Boy, that is gigantic. He said a salt that's lost its flavor... by the way, salt never loses its flavor. It uses its flavor when they put a little pinch of salt in a bowl of soup that big, you won't taste the salt, will you? So, we are salty as we're in Christ, but we lose our tang, our flavor, our thrust of our Christian life when it's so watered down with so much stuff that we do and we're involved in this world. It gets watered down. That's what... how salt loses its flavor. And what about light? You're the light of the world. Take these four things that we're dealing with just in this one chapter, and you take someone who is in Christ Jesus and their life is salty and their life turns on the lights. Take a salty Christian and someone who turns the light on in justice, watch injustice run.
Watch the power brokers who are pushing all the exploitation of people get out of the way when we simply turn on the light of our lives and we pour salt in that situation. That'll take care of injustice in the name of the Lord Jesus Christ. And then you come and you take the next thing that we have. Not only was there injustice, there was success. "Well, I'm not as successful". You take success and define it as discovering the will and purpose of God as to where you are and where I am, all of a sudden, there is a salty life. There is a life that turns lights on, wherever you go illuminates every dark place, all of a sudden, that is success that will last here and forever.
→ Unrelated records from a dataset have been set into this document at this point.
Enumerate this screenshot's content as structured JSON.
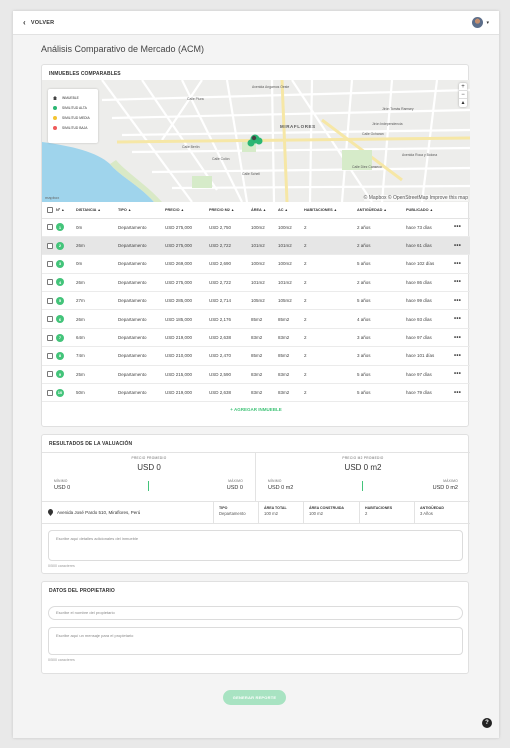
{
  "topbar": {
    "back_label": "VOLVER",
    "user_caret": "▾"
  },
  "page": {
    "title": "Análisis Comparativo de Mercado (ACM)"
  },
  "comparables": {
    "title": "INMUEBLES COMPARABLES",
    "legend": [
      {
        "label": "INMUEBLE",
        "icon": "house-icon",
        "color": "#444444"
      },
      {
        "label": "SIMILITUD ALTA",
        "icon": "dot",
        "color": "#2bb673"
      },
      {
        "label": "SIMILITUD MEDIA",
        "icon": "dot",
        "color": "#f4c430"
      },
      {
        "label": "SIMILITUD BAJA",
        "icon": "dot",
        "color": "#ef5a5a"
      }
    ],
    "map": {
      "attribution": "© Mapbox © OpenStreetMap Improve this map",
      "logo": "mapbox",
      "district": "MIRAFLORES",
      "street_labels": [
        "Calle Alcanfores",
        "Avenida Ricardo Palma",
        "Avenida Arequipa",
        "Calle Porta",
        "Avenida Larco",
        "Avenida José Pardo",
        "Avenida Benavides",
        "Calle Berlín",
        "Calle Colón",
        "Jirón Independencia",
        "Calle Schell",
        "Avenida Roca y Bolona",
        "Avenida Angamos Oeste",
        "Jirón Juan Fanning",
        "Avenida Reducto",
        "Calle Diez Canseco",
        "Calle Ocharan",
        "Calle Piura",
        "Avenida Alfredo Benavides",
        "Calle Tarata",
        "Calle Bolognesi",
        "Jirón Tomás Ramsey",
        "Calle Enrique Palacios",
        "Avenida Grau",
        "Avenida Paseo de la República"
      ],
      "zoom_in": "+",
      "zoom_out": "−"
    },
    "columns": [
      "Nº",
      "DISTANCIA",
      "TIPO",
      "PRECIO",
      "PRECIO M2",
      "ÁREA",
      "AC",
      "HABITACIONES",
      "ANTIGÜEDAD",
      "PUBLICADO"
    ],
    "rows": [
      {
        "n": "1",
        "distance": "0m",
        "type": "Departamento",
        "price": "USD 275,000",
        "price_m2": "USD 2,750",
        "area": "100m2",
        "ac": "100m2",
        "rooms": "2",
        "age": "2 años",
        "published": "hace 73 días"
      },
      {
        "n": "2",
        "distance": "26m",
        "type": "Departamento",
        "price": "USD 275,000",
        "price_m2": "USD 2,722",
        "area": "101m2",
        "ac": "101m2",
        "rooms": "2",
        "age": "2 años",
        "published": "hace 61 días"
      },
      {
        "n": "3",
        "distance": "0m",
        "type": "Departamento",
        "price": "USD 269,000",
        "price_m2": "USD 2,690",
        "area": "100m2",
        "ac": "100m2",
        "rooms": "2",
        "age": "5 años",
        "published": "hace 102 días"
      },
      {
        "n": "4",
        "distance": "26m",
        "type": "Departamento",
        "price": "USD 275,000",
        "price_m2": "USD 2,722",
        "area": "101m2",
        "ac": "101m2",
        "rooms": "2",
        "age": "2 años",
        "published": "hace 86 días"
      },
      {
        "n": "5",
        "distance": "27m",
        "type": "Departamento",
        "price": "USD 285,000",
        "price_m2": "USD 2,714",
        "area": "105m2",
        "ac": "105m2",
        "rooms": "2",
        "age": "5 años",
        "published": "hace 99 días"
      },
      {
        "n": "6",
        "distance": "26m",
        "type": "Departamento",
        "price": "USD 185,000",
        "price_m2": "USD 2,176",
        "area": "85m2",
        "ac": "85m2",
        "rooms": "2",
        "age": "4 años",
        "published": "hace 93 días"
      },
      {
        "n": "7",
        "distance": "64m",
        "type": "Departamento",
        "price": "USD 219,000",
        "price_m2": "USD 2,638",
        "area": "83m2",
        "ac": "83m2",
        "rooms": "2",
        "age": "3 años",
        "published": "hace 97 días"
      },
      {
        "n": "8",
        "distance": "74m",
        "type": "Departamento",
        "price": "USD 210,000",
        "price_m2": "USD 2,470",
        "area": "85m2",
        "ac": "85m2",
        "rooms": "2",
        "age": "3 años",
        "published": "hace 101 días"
      },
      {
        "n": "9",
        "distance": "25m",
        "type": "Departamento",
        "price": "USD 215,000",
        "price_m2": "USD 2,590",
        "area": "83m2",
        "ac": "83m2",
        "rooms": "2",
        "age": "5 años",
        "published": "hace 97 días"
      },
      {
        "n": "10",
        "distance": "50m",
        "type": "Departamento",
        "price": "USD 219,000",
        "price_m2": "USD 2,638",
        "area": "83m2",
        "ac": "83m2",
        "rooms": "2",
        "age": "5 años",
        "published": "hace 79 días"
      }
    ],
    "selected_row": "2",
    "add_label": "+ AGREGAR INMUEBLE"
  },
  "valuation": {
    "title": "RESULTADOS DE LA VALUACIÓN",
    "avg_price": {
      "label": "PRECIO PROMEDIO",
      "value": "USD 0",
      "min_label": "MÍNIMO",
      "min": "USD 0",
      "max_label": "MÁXIMO",
      "max": "USD 0"
    },
    "avg_price_m2": {
      "label": "PRECIO M2 PROMEDIO",
      "value": "USD 0 m2",
      "min_label": "MÍNIMO",
      "min": "USD 0 m2",
      "max_label": "MÁXIMO",
      "max": "USD 0 m2"
    },
    "address": "Avenida José Pardo 510, Miraflores, Perú",
    "attributes": [
      {
        "k": "TIPO",
        "v": "Departamento"
      },
      {
        "k": "ÁREA TOTAL",
        "v": "100 m2"
      },
      {
        "k": "ÁREA CONSTRUIDA",
        "v": "100 m2"
      },
      {
        "k": "HABITACIONES",
        "v": "2"
      },
      {
        "k": "ANTIGÜEDAD",
        "v": "3 Años"
      }
    ],
    "details_placeholder": "Escribe aquí detalles adicionales del inmueble",
    "details_counter": "0/500 caracteres"
  },
  "owner": {
    "title": "DATOS DEL PROPIETARIO",
    "name_placeholder": "Escribe el nombre del propietario",
    "message_placeholder": "Escribe aquí un mensaje para el propietario",
    "message_counter": "0/500 caracteres"
  },
  "actions": {
    "generate_label": "GENERAR REPORTE",
    "help_label": "?"
  },
  "colors": {
    "accent": "#43c47a",
    "accent_disabled": "#a8e3c2"
  }
}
See, the difference when you bring Jesus Christ in these situations, changes everything, revolutionizes everything, takes things that are passing in transit and makes them permanent and eternal because it's a part of the kingdom of God almighty on this earth. See, the difference we have? And loneliness, can anybody be really lonely when you know there's the salt of Jesus in your life? There's the light of Christ lighting up all the dark places in your life. There's no room for loneliness. There's only room for ministry, and meaning, and significance as you touch the lives of others. Boy, it's such a powerful thing when you take all of this that's Solomon is whining about, and doesn't understand, and thinks, "I can't make rhyme or reason out of it," and you plug in a salty Christian that life is lighted up by Jesus Christ.
Let me tell ya something, it's a whole new world there. Popularity doesn't make any difference. They can boo or cheer, but you're on the team of God almighty and you are salty and you're lighting up everything. You know God's a part of your life. See what happens when you take him who is above the sun and invite him to come into your life while we're under the sun. It takes care of everything and it makes a life that seemingly does not have significance be eternally meaningful.